# [Prompt]
Every line of the entries below that mentions "JSON" is to be copied out.

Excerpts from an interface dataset
↓
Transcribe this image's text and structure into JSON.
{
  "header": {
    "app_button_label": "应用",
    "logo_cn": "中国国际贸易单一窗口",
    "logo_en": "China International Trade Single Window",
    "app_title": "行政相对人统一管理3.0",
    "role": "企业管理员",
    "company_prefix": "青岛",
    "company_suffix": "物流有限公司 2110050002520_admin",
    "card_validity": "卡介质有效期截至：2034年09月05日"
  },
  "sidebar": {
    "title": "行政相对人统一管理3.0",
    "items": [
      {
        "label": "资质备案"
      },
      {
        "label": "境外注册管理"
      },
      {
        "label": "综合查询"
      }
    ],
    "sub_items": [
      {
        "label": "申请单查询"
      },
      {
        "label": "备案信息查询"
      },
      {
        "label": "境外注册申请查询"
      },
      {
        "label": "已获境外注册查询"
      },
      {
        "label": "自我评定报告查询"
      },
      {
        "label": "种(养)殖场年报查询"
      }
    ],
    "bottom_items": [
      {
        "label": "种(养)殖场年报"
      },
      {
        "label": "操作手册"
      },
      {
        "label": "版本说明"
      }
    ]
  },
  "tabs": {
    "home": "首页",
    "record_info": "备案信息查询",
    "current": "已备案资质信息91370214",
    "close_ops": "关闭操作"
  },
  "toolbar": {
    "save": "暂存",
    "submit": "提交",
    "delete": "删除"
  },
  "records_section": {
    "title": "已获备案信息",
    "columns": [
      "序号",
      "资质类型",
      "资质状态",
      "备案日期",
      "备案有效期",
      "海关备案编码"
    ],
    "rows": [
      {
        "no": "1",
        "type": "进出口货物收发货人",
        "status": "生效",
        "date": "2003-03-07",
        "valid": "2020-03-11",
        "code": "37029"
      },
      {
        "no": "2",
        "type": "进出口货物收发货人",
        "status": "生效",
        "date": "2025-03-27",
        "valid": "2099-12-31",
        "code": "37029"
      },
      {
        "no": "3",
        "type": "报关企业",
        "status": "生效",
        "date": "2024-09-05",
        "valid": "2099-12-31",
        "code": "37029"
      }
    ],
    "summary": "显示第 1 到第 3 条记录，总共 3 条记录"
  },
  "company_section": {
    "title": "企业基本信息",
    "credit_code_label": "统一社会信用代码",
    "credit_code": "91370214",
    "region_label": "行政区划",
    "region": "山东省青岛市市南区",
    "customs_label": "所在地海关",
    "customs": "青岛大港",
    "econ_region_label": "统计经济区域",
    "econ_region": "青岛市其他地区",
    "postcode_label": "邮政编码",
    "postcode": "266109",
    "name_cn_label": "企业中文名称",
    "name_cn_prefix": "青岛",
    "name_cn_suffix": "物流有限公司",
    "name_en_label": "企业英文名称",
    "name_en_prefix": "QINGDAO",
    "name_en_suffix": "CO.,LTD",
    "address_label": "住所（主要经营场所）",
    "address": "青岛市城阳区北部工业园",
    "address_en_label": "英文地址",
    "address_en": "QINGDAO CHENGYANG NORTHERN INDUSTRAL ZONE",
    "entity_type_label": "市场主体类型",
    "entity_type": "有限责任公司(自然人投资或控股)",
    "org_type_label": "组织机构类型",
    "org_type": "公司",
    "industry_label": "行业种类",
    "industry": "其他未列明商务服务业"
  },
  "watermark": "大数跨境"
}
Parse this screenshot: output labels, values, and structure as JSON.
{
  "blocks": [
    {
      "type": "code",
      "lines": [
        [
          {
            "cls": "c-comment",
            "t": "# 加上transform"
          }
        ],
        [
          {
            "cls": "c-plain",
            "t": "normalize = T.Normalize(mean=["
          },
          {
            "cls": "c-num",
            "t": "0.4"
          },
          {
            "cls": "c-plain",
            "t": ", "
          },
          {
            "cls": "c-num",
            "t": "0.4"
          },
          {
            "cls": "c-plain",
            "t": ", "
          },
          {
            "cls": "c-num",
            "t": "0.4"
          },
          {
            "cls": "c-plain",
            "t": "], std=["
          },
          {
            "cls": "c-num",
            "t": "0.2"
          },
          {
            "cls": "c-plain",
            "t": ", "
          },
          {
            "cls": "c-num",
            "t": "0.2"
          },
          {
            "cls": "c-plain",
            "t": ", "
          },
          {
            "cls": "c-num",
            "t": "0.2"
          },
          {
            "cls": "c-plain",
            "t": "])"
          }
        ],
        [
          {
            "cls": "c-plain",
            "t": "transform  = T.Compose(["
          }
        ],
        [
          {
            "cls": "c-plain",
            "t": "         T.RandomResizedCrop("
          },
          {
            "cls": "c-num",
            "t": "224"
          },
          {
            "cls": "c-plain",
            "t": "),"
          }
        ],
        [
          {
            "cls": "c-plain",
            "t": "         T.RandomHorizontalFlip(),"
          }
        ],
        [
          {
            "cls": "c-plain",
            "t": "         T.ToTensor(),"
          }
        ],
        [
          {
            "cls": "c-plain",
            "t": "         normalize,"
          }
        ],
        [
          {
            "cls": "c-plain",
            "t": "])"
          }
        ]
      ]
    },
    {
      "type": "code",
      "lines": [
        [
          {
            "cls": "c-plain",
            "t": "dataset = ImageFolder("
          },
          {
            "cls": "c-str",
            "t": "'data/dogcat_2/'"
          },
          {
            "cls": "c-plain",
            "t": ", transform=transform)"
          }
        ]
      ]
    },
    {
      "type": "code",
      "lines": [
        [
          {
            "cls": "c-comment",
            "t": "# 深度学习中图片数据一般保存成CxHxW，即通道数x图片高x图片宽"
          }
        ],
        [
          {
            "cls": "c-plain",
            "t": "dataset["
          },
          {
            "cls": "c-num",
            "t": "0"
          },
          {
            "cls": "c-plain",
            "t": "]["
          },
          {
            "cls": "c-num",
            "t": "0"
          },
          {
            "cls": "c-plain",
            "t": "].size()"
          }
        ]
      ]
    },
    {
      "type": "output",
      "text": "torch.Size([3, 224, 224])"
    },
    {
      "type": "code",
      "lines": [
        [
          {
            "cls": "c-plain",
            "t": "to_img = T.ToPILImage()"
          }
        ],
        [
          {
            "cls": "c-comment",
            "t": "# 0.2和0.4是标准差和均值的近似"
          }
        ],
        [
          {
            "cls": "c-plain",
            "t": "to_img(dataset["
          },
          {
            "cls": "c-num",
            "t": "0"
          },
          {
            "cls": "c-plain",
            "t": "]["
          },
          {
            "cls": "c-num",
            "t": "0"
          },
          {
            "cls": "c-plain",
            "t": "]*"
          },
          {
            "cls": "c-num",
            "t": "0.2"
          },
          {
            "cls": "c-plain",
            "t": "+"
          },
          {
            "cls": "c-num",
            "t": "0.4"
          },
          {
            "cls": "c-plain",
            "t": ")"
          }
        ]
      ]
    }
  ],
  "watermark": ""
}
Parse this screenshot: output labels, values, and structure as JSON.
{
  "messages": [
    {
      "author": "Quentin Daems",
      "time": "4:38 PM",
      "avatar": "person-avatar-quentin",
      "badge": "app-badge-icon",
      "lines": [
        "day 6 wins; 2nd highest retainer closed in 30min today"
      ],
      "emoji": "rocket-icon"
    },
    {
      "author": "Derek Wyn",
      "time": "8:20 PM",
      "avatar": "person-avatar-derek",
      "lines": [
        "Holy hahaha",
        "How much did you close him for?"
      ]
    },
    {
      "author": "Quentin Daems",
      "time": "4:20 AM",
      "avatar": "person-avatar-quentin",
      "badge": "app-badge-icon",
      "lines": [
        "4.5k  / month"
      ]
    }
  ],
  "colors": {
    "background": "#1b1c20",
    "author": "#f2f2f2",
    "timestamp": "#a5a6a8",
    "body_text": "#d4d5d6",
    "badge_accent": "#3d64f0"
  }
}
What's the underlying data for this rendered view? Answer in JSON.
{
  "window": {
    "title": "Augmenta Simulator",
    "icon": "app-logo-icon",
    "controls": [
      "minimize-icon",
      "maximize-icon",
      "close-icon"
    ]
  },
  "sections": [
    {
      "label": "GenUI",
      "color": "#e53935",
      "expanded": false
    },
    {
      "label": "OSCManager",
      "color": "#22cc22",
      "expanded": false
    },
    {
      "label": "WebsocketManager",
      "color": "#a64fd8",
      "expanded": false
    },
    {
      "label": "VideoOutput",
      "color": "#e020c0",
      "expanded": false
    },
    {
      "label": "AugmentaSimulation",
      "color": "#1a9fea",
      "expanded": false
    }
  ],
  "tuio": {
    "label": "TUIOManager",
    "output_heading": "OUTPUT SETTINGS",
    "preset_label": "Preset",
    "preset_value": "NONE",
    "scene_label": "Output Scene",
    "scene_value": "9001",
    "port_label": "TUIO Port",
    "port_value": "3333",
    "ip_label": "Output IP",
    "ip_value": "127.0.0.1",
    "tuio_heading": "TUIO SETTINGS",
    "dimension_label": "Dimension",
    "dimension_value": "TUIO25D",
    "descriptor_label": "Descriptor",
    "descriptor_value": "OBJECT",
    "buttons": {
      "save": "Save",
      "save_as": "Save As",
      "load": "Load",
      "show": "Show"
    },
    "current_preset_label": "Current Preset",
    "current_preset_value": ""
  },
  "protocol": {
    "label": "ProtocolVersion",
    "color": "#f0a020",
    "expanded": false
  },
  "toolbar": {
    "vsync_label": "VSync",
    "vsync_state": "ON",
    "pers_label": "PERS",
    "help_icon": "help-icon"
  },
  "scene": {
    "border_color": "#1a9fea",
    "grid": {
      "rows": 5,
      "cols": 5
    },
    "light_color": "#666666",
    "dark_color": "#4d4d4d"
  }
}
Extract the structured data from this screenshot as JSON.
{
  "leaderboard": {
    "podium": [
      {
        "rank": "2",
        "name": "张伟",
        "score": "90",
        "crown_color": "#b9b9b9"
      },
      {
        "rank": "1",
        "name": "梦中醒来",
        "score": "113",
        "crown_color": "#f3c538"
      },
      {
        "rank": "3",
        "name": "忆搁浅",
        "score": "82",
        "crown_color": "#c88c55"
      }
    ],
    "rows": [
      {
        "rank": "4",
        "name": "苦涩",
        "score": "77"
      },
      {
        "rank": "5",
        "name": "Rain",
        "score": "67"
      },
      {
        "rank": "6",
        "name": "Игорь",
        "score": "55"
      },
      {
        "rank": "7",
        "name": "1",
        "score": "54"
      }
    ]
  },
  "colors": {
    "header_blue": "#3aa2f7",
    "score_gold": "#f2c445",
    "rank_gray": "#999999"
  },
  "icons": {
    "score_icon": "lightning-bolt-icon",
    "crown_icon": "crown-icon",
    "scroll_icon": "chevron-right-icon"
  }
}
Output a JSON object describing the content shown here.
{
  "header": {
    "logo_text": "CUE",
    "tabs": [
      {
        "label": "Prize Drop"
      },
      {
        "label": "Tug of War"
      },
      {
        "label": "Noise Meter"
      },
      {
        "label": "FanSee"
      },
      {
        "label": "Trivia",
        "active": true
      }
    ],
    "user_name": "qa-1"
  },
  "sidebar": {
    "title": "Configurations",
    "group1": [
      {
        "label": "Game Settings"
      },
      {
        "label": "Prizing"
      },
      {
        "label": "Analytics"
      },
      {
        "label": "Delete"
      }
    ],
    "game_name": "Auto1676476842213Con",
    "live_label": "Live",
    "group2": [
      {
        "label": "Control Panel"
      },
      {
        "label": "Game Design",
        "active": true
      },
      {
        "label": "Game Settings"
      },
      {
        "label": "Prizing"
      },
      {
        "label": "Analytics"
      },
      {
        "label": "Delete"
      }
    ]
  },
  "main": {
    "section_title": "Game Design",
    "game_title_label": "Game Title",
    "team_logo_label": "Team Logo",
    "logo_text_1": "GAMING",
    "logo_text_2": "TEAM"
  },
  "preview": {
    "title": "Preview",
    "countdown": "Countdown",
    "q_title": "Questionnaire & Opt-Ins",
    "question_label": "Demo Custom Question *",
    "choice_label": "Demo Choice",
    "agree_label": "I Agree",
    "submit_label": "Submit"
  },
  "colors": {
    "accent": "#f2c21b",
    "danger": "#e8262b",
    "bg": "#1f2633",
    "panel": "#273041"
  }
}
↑
# [Response]
Transcribe this image's text and structure into JSON.
Parse this screenshot: output labels, values, and structure as JSON.
Parse this screenshot: output labels, values, and structure as JSON.
What's the underlying data for this rendered view? Answer in JSON.
Extract the structured data from this screenshot as JSON.
Output a JSON object describing the content shown here.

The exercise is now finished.